I think that modern western life has greatly increased the possibility of cancer: formaldehyde in our furniture, preservatives in our underwear, fluoride in drinking water (greatly increased in respect to decades ago, because bacteria become resistant), and possibly higher number of people exposed to air pollution (urban drift) have probably increased the number of cancers favoured by extra-alimentary factors. Vegetarians are not any more so much at "advantage" because the other risks have increased.
Nonetheless I read a text saying some of those research don't examine real vegetarians. Vegetarian, or non-meat eater, is often defined somebody who eats meat less than once a week. Meat-eaters are those who eat meat at least once a day or so. They should be defined "strong carnivorous" and "mild carnivorous" in fact. I understand that an extensive study about "strict vegetarians" is more difficult to conduct.
One thing I remember having read is that in Britain during WWII when meat availability was severely restrained for several years the cancer rate dropped dramatically.
Studies that look at people and their habits have linked vegetarian diets with a decreased risk of heart disease, diabetes, high blood pressure, obesity, and colon cancer. A review of studies looked at the effects of vegetarian diets among Seventh-Day Adventists, whose religious doctrine advises against eating animal flesh. The review found that Seventh-Day Adventists had less heart disease and fewer cases of some types of cancer than most people. For instance, vegetarians tended to have lower rates of prostate and colon cancer. On average, Seventh-Day Adventist males had serum cholesterol levels and blood pressures that were lower than average. And, their overall cancer death rate was about half that of the general population. The overall cancer death rate of females was also lower. The report cautioned that abstinence from tobacco and alcohol was very likely responsible for some of the health effects that are often credited to vegetarian diets in Seventh-Day Adventists.
A study that looked at groups of people in Germany found the death rate for colon cancer was lower among moderate and strict vegetarians compared with that of the general population. The authors of this study also noted vegetarians tend to be more health conscious than average. In Great Britain, a 17-year study followed 11,000 vegetarians and health-conscious people. They concluded that eating fresh fruit every day was linked to a significant reduction in deaths from ischemic heart disease, stroke, and all causes of death combined. Another population study found men who ate a diet rich in grains, cereals, and nuts had a lower risk of prostate cancer.

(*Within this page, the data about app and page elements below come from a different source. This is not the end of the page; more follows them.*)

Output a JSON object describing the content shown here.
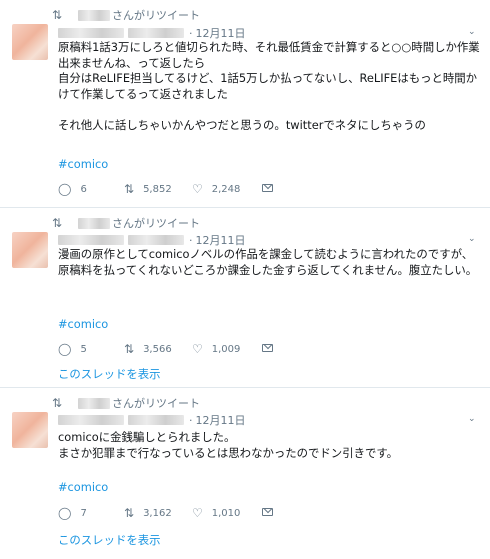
{
  "tweets": [
    {
      "retweet_label": "さんがリツイート",
      "date": "12月11日",
      "text": "原稿料1話3万にしろと値切られた時、それ最低賃金で計算すると○○時間しか作業出来ませんね、って返したら\n自分はReLIFE担当してるけど、1話5万しか払ってないし、ReLIFEはもっと時間かけて作業してるって返されました\n\nそれ他人に話しちゃいかんやつだと思うの。twitterでネタにしちゃうの",
      "hashtag": "#comico",
      "replies": "6",
      "retweets": "5,852",
      "likes": "2,248",
      "thread_link": ""
    },
    {
      "retweet_label": "さんがリツイート",
      "date": "12月11日",
      "text": "漫画の原作としてcomicoノベルの作品を課金して読むように言われたのですが、原稿料を払ってくれないどころか課金した金すら返してくれません。腹立たしい。",
      "hashtag": "#comico",
      "replies": "5",
      "retweets": "3,566",
      "likes": "1,009",
      "thread_link": "このスレッドを表示"
    },
    {
      "retweet_label": "さんがリツイート",
      "date": "12月11日",
      "text": "comicoに金銭騙しとられました。\nまさか犯罪まで行なっているとは思わなかったのでドン引きです。",
      "hashtag": "#comico",
      "replies": "7",
      "retweets": "3,162",
      "likes": "1,010",
      "thread_link": "このスレッドを表示"
    }
  ],
  "icons": {
    "retweet": "retweet-icon",
    "reply": "reply-icon",
    "like": "heart-icon",
    "dm": "envelope-icon",
    "more": "chevron-down-icon"
  },
  "colors": {
    "link": "#1b95e0",
    "meta": "#657786",
    "text": "#14171a",
    "divider": "#e1e8ed"
  }
}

In 1991, two nutritionists studying the benefits and risks of vegetarian diets reported that vegetarians are not necessarily healthier than non-vegetarians. They found that well-planned omnivorous diets (which include meats) can provide health benefits as well. The nutritionists also pointed out that many vegetarians adopt a healthier lifestyle, including more physical exercise and not smoking. These factors would likely improve the overall health of vegetarians and account for part of the health benefit that was first thought to be due to their diet.
To look at these other health factors, a study published in 2005 compared more than 1,000 German vegetarians with nearly 700 health-conscious non-vegetarians over a 21-year period. This study found that there were no major differences between the groups in terms of death and disease, although the vegetarians had slightly less heart disease. Both groups were healthier than the general population, in part due to less smoking and more physical activity.
Most human evidence about vegetarianism consists only of studies that observe people (observational studies) and their risk for various diseases such as cancer. These studies don't test different diets; they only look at what people are already doing. Because of this, the studies often can't control for non-food differences (like exercise and other healthy habits) between vegetarians and other people.
Very few clinical studies have been reported in which people are put on different diets and studied over time. A few studies of men with prostate cancer have reported that major life changes including vegetarianism, exercise, and stress reduction can slow the rise in blood PSA levels. How much the vegetarian diet contributed to these benefits remains unproven.
The bottom line then is, become a Vegan and then do home processing of photographic materials. They will counteract each other and you come out even. :D
My uncle, a life long photographer, is about to turn 92.
I like your dry humour. Great conclusions about the vegan correlation. There is clearly British genes somewhere in the family
Scotch, Irish, French and Czech actually. But I like the Goon Show and Britcoms. Does that count?